“Since The Shape of Water, the relationship with Guillermo has only solidified and he trusts my suggestions, or at least is open to a discussion, which is an important and solid bridge to build with any director. Guillermo listens to my demos and gives me very few notes. It usually starts with the melodies (for the songs and for the score) played on piano, and his love of music allows quick reaction and feedback”.
One of the critical components that makes Pinocchio’s score stand out was the decision to use wooden instruments. Why was this so important to Alexandre?
“It is always an inspiring process for me to find an instrumentation that belongs to each score. Here, Pinocchio is in wood, and I just suggested to Guillermo to use solely the wood instruments of the orchestra and any other wood instruments; harp, guitars, mandolins, accordions, recorders and others. This creates a rather more intimate and softer sound than if I had added the brass section, cymbals and so on.”
A crucial part of Alexandre’s process is focusing on the particular film he’s working on. Still, the composer denies the influence of any previous works that might have fed into his score for Pinocchio.
“It is important to me that each score be inspired by the film you are composing for, not by an existing piece of music or an existing film.”
An area where Pinocchio departs from Alexandre’s previous work is that it is a musical with songs sprinkled throughout the film, a unique challenge for both Del Toro and Alexandre.
“We started writing the songs three years ago – way ahead of the animation process to allow the animation to be completed. I also wanted to link the melodic motifs of the songs to the melodies of the score to create continuity. Interweaving songs and score avoids a juke-box type of sensation. We were very lucky to have a stellar cast who could act and sing very well: This included Ewan McGregor, Christoph Waltz, David Bradley and the young Gregory Mann.”
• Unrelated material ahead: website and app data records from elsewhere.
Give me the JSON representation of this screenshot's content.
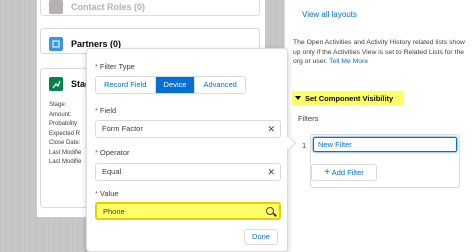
{
  "left_panel": {
    "cards": [
      {
        "title": "Contact Roles (0)"
      },
      {
        "title": "Partners (0)"
      },
      {
        "title": "Stag"
      }
    ],
    "stage_fields": [
      "Stage:",
      "Amount:",
      "Probability",
      "Expected R",
      "Close Date:",
      "Last Modifie",
      "Last Modifie"
    ]
  },
  "filter_popover": {
    "filter_type_label": "Filter Type",
    "filter_type_options": [
      "Record Field",
      "Device",
      "Advanced"
    ],
    "filter_type_selected": "Device",
    "field_label": "Field",
    "field_value": "Form Factor",
    "operator_label": "Operator",
    "operator_value": "Equal",
    "value_label": "Value",
    "value_value": "Phone",
    "done_label": "Done",
    "required_mark": "*",
    "clear_glyph": "✕"
  },
  "right_panel": {
    "view_all_link": "View all layouts",
    "info_text": "The Open Activities and Activity History related lists show up only if the Activities View is set to Related Lists for the org or user.",
    "info_link": "Tell Me More",
    "section_title": "Set Component Visibility",
    "filters_label": "Filters",
    "filter_index": "1",
    "filter_item": "New Filter",
    "add_filter_label": "Add Filter",
    "add_glyph": "+"
  },
  "colors": {
    "accent": "#0070d2",
    "highlight": "#ffff66",
    "partners_icon": "#3c97dd",
    "stage_icon": "#04844b"
  }
}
Alexandre explained that he did not return to the original source material on this occasion, indicating a desire to keep Guillermo and his vision as singular as possible.
Pinocchio is a story adapted on several occasions previously and to great success. Surely it was a challenge for Alexandre to re-interpret a widely loved story?
“Not really, because Guillermo and Patrick’s script is very different from the original story. Guillermo’s passion allowed for a lot of freedom and creative licence.”
Alexandre concluded by saying it was a joy to work on the film with some marvellous British musicians. Highlighting the global nature of the film with puppet and animation studios working on the film in Mexico, the US and the UK, the score being no different.
While a favourite for Best Animated Feature, it is worth singling out Alexandre’s score and its role in bringing Guillermo Del Toro’s singular vision to life, allowing his passion project to feel truly distinct. It is clear from speaking with Alexandre Desplat that this was a labour of love, with Guillermo himself heavily involved in the shape of the score and accompanying songs resulting in a gorgeous, at times haunting, score that captures the sadness and sense of optimism that Del Toro captures in his take on this most iconic of stories.
Guillermo Del Toro’s Pinocchio is streaming on Netflix now.